The Jackson supporters called themselves Democrats. The Adams forces called themselves National Republicans.

Andrew Jackson's victory in 1828 marked a new era in U.S. Politics. He was the first common man elected president. All six presidents before him had come from priveleged, lauded families, but Jackson was a self-made man, a poor orphan who had made a career for himself in the law and the army.
Immediately upon taking office, he fired nearly one thousand of the ten thousand people on the federal payroll and replaced them with his own supporters.

Jackson believed the president spoke with the voice of the people because he was the only government official, other than the vice president, elected by all the people. Because Jackson ran as their candidate, the people celebrated his inauguration as no inauguration had been celebrated before. A mob of twenty thousand well wishers followed Jackson's carriage all the way from the Capitol to the White House.

The most important legislation of Jackson's first term was the Indian Removal Act of 1830. For a number of years, the state of Georgia had been trying to confiscate and sell lands rightfully owned by the Cherokee Indians. The Cherokee Indians were among five tribes that had adopted the white mans way's in order to live peacefully among whites.

But neither the government nor president Jackson cared. Jackson was not an Indian lover, but rather he was known for being an Indian hater. The Indian Removal Act gave him the power to remove Indians from the south to land west of the Mississippi River. The Cherokee asked the Supreme Court for help, arguing that the tribe was essentially a foreign nation. Chief Justice John Marshall denied their petition. Marshall did point out, however, that only the federal government had sovereighty over the Cherokee. Therefore, the state laws of Georgia did not apply to them, and no whites could settle Cherokee land without Cherokee permission. But Georgia ignored the decision and Jackson refused to enforce it, so the forced removals continued.

President Jackson hated the Tarriff of Abominations as much as the public did, John Calhoun hated it even more.

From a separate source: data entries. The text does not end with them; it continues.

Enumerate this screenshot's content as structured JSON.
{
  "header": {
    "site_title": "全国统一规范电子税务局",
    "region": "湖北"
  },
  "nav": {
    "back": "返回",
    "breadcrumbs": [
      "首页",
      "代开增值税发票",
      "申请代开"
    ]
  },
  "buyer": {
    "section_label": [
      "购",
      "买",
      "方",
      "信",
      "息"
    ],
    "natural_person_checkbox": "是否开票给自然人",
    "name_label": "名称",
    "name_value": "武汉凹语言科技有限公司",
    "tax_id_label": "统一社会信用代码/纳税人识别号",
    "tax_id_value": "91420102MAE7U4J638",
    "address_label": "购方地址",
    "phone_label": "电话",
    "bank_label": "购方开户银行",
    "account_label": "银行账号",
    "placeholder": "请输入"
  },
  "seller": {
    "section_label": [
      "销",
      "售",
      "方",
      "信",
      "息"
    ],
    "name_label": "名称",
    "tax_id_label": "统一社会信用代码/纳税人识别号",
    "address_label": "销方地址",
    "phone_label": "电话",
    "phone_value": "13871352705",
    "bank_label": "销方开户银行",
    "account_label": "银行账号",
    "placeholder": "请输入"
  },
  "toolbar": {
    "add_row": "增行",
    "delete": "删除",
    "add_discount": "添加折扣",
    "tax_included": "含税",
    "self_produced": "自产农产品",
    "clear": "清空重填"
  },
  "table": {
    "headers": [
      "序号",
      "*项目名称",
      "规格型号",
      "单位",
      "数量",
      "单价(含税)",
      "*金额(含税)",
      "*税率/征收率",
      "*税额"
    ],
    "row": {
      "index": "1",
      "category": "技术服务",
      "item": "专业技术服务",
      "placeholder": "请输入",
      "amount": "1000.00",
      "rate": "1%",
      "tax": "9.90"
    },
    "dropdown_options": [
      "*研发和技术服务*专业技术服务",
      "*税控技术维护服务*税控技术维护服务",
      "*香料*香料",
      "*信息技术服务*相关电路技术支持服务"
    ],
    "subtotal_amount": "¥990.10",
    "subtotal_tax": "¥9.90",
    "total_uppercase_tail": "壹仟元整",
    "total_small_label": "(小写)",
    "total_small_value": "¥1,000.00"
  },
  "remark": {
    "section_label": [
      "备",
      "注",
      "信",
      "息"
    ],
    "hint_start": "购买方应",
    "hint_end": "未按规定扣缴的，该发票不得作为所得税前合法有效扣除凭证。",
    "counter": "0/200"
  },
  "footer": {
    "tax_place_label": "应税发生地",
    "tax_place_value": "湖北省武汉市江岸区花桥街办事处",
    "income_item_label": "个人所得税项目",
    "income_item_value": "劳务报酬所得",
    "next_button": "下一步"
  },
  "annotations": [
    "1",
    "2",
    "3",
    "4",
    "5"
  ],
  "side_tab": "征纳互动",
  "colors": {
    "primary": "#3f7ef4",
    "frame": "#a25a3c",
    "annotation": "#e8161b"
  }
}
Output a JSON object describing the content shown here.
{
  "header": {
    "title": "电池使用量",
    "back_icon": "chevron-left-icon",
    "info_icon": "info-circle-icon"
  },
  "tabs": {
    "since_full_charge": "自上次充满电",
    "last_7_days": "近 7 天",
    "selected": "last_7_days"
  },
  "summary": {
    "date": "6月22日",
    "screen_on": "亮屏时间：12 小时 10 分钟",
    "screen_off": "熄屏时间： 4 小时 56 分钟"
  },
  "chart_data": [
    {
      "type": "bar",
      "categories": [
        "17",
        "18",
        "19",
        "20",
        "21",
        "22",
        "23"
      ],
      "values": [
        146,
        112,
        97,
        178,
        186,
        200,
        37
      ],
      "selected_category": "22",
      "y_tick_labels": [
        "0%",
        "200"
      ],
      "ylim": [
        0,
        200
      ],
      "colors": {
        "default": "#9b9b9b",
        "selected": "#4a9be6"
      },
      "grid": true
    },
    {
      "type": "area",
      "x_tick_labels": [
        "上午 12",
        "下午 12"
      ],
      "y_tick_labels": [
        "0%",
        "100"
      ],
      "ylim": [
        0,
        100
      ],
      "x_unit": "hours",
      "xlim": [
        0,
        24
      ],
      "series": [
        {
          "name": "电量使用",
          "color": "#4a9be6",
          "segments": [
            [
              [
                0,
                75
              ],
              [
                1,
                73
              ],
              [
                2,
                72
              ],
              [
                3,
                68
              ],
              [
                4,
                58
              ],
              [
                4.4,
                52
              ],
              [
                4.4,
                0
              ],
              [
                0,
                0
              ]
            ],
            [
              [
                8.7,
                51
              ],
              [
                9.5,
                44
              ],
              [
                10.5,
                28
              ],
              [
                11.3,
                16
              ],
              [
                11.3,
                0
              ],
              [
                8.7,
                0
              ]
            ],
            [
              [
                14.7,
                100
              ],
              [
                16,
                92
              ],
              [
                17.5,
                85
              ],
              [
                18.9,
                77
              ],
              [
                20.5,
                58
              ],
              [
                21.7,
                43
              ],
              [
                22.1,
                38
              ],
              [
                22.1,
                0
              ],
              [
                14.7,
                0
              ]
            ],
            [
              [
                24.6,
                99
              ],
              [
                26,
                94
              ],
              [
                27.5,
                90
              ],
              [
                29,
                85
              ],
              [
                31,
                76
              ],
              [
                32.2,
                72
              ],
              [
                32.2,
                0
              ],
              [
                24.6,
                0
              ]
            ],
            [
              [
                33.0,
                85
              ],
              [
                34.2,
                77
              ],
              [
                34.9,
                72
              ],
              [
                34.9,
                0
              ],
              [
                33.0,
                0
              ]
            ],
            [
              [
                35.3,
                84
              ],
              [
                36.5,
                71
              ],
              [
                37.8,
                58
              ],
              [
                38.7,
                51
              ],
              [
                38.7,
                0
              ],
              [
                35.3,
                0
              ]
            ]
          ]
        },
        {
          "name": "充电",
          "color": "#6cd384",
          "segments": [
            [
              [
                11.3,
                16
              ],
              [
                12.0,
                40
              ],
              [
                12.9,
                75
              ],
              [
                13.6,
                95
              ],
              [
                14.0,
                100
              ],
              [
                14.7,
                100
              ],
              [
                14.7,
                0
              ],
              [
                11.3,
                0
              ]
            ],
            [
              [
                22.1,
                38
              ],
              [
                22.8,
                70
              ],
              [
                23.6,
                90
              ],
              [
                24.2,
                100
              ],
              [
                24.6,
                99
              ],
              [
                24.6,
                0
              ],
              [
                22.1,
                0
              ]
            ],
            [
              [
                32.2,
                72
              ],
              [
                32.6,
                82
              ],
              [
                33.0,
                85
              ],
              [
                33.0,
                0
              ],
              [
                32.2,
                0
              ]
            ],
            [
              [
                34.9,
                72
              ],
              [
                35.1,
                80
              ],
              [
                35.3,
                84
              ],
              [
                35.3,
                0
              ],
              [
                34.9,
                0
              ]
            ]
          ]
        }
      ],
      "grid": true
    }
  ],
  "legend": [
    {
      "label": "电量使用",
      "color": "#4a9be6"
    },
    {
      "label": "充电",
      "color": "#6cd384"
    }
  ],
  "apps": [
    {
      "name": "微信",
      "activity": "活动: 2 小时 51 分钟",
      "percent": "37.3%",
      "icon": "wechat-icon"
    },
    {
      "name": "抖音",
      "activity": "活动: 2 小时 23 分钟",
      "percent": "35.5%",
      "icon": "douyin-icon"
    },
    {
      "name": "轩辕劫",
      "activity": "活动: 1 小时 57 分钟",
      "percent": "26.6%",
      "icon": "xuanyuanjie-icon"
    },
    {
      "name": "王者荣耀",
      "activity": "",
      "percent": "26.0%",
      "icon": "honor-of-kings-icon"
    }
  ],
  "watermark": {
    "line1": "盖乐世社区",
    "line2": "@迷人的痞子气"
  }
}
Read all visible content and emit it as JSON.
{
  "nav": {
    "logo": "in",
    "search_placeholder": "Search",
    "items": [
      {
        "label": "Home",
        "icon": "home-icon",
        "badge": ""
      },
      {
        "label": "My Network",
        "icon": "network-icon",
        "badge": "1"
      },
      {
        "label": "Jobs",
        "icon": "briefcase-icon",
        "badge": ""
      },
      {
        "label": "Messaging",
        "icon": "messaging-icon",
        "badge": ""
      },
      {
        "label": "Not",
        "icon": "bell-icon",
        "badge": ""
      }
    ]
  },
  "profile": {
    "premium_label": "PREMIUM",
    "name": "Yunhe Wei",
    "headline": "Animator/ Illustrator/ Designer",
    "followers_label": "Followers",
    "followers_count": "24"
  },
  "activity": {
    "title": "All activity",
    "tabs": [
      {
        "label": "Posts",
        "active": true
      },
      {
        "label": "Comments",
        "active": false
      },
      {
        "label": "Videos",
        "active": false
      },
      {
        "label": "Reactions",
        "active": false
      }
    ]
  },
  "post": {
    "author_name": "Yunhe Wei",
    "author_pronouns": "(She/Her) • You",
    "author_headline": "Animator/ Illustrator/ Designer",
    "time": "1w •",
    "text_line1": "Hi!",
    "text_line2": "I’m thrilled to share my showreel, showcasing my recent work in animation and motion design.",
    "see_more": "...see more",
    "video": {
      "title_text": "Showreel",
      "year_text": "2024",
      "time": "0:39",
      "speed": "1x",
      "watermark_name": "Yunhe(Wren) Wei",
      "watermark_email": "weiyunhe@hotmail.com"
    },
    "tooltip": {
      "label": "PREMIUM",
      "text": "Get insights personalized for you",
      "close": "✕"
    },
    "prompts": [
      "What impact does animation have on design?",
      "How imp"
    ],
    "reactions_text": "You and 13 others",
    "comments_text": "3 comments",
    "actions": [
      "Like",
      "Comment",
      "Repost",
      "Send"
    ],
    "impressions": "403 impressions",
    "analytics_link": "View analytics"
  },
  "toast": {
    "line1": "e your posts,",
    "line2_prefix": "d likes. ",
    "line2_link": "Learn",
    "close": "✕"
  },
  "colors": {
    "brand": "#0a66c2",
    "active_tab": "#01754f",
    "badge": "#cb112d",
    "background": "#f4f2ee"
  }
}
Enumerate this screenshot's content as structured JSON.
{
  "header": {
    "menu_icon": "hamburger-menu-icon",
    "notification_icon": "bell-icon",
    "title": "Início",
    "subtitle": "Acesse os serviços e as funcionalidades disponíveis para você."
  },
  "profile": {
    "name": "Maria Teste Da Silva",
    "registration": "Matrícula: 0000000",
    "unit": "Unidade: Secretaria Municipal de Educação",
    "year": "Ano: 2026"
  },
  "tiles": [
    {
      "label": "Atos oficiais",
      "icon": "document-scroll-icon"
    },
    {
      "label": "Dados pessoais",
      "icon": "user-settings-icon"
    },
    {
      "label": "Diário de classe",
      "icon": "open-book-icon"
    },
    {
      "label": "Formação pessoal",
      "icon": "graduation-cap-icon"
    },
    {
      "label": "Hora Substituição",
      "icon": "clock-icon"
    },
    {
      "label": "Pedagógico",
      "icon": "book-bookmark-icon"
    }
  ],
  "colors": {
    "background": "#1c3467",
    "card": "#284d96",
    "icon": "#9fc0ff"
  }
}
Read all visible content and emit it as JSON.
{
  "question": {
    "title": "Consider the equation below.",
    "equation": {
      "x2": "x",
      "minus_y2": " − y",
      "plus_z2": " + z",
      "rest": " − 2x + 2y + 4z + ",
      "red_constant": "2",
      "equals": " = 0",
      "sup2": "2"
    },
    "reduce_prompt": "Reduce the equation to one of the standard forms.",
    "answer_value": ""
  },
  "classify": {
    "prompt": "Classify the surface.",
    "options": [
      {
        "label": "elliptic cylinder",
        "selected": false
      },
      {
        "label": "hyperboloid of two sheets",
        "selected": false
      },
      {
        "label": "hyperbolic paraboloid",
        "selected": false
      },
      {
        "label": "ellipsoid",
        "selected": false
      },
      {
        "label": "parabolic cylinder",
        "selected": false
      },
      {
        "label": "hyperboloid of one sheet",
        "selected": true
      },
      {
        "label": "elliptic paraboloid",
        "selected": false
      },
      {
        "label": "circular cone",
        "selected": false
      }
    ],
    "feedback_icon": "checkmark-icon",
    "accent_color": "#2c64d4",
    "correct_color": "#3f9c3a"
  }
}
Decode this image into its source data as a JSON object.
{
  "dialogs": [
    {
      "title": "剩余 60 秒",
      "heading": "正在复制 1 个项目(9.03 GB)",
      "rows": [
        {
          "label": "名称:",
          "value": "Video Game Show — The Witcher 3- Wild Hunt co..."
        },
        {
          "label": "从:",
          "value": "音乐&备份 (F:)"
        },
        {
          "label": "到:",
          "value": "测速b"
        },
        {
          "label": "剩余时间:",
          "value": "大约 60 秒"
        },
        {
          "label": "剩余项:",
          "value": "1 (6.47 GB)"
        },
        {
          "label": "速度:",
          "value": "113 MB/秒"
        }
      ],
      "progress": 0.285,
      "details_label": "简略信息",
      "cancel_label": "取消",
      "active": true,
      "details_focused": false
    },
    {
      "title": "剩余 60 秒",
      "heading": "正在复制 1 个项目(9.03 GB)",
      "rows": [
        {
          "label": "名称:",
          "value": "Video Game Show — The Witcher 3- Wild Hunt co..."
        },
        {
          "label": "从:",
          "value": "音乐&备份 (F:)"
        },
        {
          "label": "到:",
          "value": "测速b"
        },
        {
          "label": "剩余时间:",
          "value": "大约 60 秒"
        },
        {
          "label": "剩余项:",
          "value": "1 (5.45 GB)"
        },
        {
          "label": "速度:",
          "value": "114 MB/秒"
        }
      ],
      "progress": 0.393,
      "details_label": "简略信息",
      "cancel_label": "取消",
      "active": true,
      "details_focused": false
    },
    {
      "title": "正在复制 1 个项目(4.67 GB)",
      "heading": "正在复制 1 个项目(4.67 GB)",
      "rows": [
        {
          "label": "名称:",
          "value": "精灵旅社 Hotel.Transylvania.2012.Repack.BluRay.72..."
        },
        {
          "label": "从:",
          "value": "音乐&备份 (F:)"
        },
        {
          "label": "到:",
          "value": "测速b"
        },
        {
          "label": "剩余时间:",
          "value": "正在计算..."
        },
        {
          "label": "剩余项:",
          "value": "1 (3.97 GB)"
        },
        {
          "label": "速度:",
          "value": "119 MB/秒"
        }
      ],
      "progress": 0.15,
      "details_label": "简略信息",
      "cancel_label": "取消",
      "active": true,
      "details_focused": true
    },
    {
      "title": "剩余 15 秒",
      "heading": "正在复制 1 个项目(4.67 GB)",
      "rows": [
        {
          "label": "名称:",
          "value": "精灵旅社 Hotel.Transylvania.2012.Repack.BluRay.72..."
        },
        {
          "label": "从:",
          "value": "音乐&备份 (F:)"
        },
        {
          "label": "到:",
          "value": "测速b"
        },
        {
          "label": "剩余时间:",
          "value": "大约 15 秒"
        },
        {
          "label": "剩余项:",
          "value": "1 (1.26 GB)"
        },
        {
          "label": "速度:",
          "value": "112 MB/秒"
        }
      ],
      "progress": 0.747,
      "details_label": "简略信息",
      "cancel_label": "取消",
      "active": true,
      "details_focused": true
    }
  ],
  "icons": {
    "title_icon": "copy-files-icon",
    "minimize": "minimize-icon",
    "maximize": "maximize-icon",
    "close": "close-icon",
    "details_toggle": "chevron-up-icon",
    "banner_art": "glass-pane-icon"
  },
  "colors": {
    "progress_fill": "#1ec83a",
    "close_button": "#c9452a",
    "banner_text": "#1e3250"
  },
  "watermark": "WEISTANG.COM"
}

In 1832, Congress finally passed a new law reducing tariff rates, but Calhoun was not satisfied. Instead he resigned the Vice Presidency and accepted a seat in the Senate.
Jackson turned his attention to the Second Bank of the United States. The future of the bank had been the most important issue during his 1832 campaign against Clay. Jackson had always hated banks, and the Second Bank in particular. The Second Bank was based in Philadelphia with branches all over the country.

Jackson ordered Treasury Secretary Louis McLane to withdraw all the Federal deposits from the Second Bank and place them instead, in state banks. When McLane refused, Jackson dismissed him and appointed William Duane, who also refused and was fired.

After a frustrating search, Jackson finally found someone who would follow his orders, Attorney General Roger B. Taney. In September 1833, Taney ordered the withdrawal of the deposits. In response to Jackson's move, Nicholas Biddle, called in his bank's outstanding loans. Biddle wanted to pressure Jackson to change his mind. By calling in the Second Bank's loans, Biddle limited the availability of credit and brought the country to the brink of financial panic.

In the end Biddle relented, and the near panic turned into a land boom. The state banks began lending money from the new federal deposits at bargain rates and this in turn led to a new round of land speculation in the west.

One of Jackson's last actions before leaving office was to issue the Specie Circular in July 1836. The Specie Circular declared that buyers could no longer use paper money to purchase federal land. Instead, they would have to use gold or silver. He was worried that all the new credit offered by the state banks was making the economy unstable.
Jackson's drastic policy reversal, from easy credit to no credit, sent land prices plunging, which in turn led to Bankruptcies. By the time Jackson left office, businesses all over the country were closing their doors, and with the government still refusing paper money, the panic spread.